|FOB Unit Price:||US $20 US $20|
|Purchase Qty. (Pieces)||FOB Unit Price|
|Production Capacity:||10000 PCS/Year|
- Model NO.: 1310nm C Band /L Band
- Condition: New
- Origin: Wuhan
- Certification: ISO, RoHS
- Trademark: Seifree
The device used in optical communications systems, an optical circulator is built to pass light from one optical fiber to another. The movement occurs in the same direction the light is traveling, from the first port to the second, or the second to the third port. Most of these devices have three ports, and the incoming light beams can't go back to other port, which means the device is non-reciprocal. These optical devices are used to pass light from a unidirectional to a duplex fiber communication link and also in optical testing instruments such as optical time-domain reflect meters.
An optical circulator is similar to an optical isolator in that it is used to move light forward, although an isolator also works to prevent the light beam from reversing direction. There is typically some loss of light energy in the isolator, but the circulator directs all of the light to the output port and into the next optical fiber. Optical circulators typically have three ports, but many applications only require two, so they can be built to block any light that hits the third port.
Light rays in Optical Circulator can be redirected by using components such as a Faraday rotator. A spatial walk-off polarizer splits the light into horizontal and vertical beams. Light also passes through a half wave plate and all of the components in the circulator pass the beam toward the output port. The separated light rays in the optical circulator are recombined before getting to the exit port by a polarizing beam splitter cube and a reflector prism, which condition the light for continuation through the next fiber.
When an optical circulator is used in a communication system, engineers don't have to use the series of transmitters, receivers, and amplifiers that would otherwise be necessary. It is a more expensive component but fewer parts are needed and the fiber optic infrastructure ends up being more simple and reliable as well. A circulator, transmitter, and receiver can be built into the same device if need be.

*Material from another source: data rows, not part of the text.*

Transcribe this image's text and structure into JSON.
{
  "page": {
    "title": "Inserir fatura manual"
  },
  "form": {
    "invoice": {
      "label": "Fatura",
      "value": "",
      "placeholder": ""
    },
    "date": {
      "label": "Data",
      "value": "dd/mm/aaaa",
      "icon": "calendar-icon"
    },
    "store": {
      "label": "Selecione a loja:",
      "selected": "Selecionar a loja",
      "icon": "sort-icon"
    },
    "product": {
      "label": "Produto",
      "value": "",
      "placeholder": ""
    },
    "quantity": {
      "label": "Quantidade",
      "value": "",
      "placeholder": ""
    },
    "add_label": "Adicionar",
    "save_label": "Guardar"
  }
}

A fiber optic system is also made more efficient because the optical circulator minimizes the loss of light. The beam goes in one direction with effective separation of the signals coming in and going out. Systems with isolators and beam splitters tend to drain some of the light's energy. An optical circulator is, however, an efficient means for conveying a light signal and makes the design of communication systems more economical.
Because of the optical circulators' high isolation and low insertion loss, they are widely used in advanced communication systems as add-drop multiplexers, bi-directional pumping, and chromatic dispersion compensation devices.
The example to the under depicts the use of a circulator to drop an optical channel from a DWDM system using a fiber Bragg grating (FBG). The input DWDM channels are coupled into Port 1 of the device with a FBG device connected to Port 2. The single wavelength reflected off the FBG then reenters the circulator in port 2 and is routed accordingly to Port 3. The remaining signals pass through the FBG and exit on the top fiber.
Optical circulators can also be used to send optical signal in two directions down a single fiber. A circulator is located at both ends of the fiber. Each circulator functions to add a signal in one direction while removing the signal in the other. See the example below
|Wavelength||Ports||Fiber Type||Pigtail Dia.||Pigtail Length||Package||Connector Type|
Package and Mounting Dimension (mm)
|Stainless Steel Tube (A)||Plastic Box (B)||Aluminum alloy Box (C)||Aluminum alloy Rack (D)|
|Item||φ0.25 Stainless||φ0.9Stainless||φ2/3Stainless||φ0.9(φ2,φ3) Plastic||φ0.9(φ2/φ3) Aluminum Alloy||LGX||19'Rack|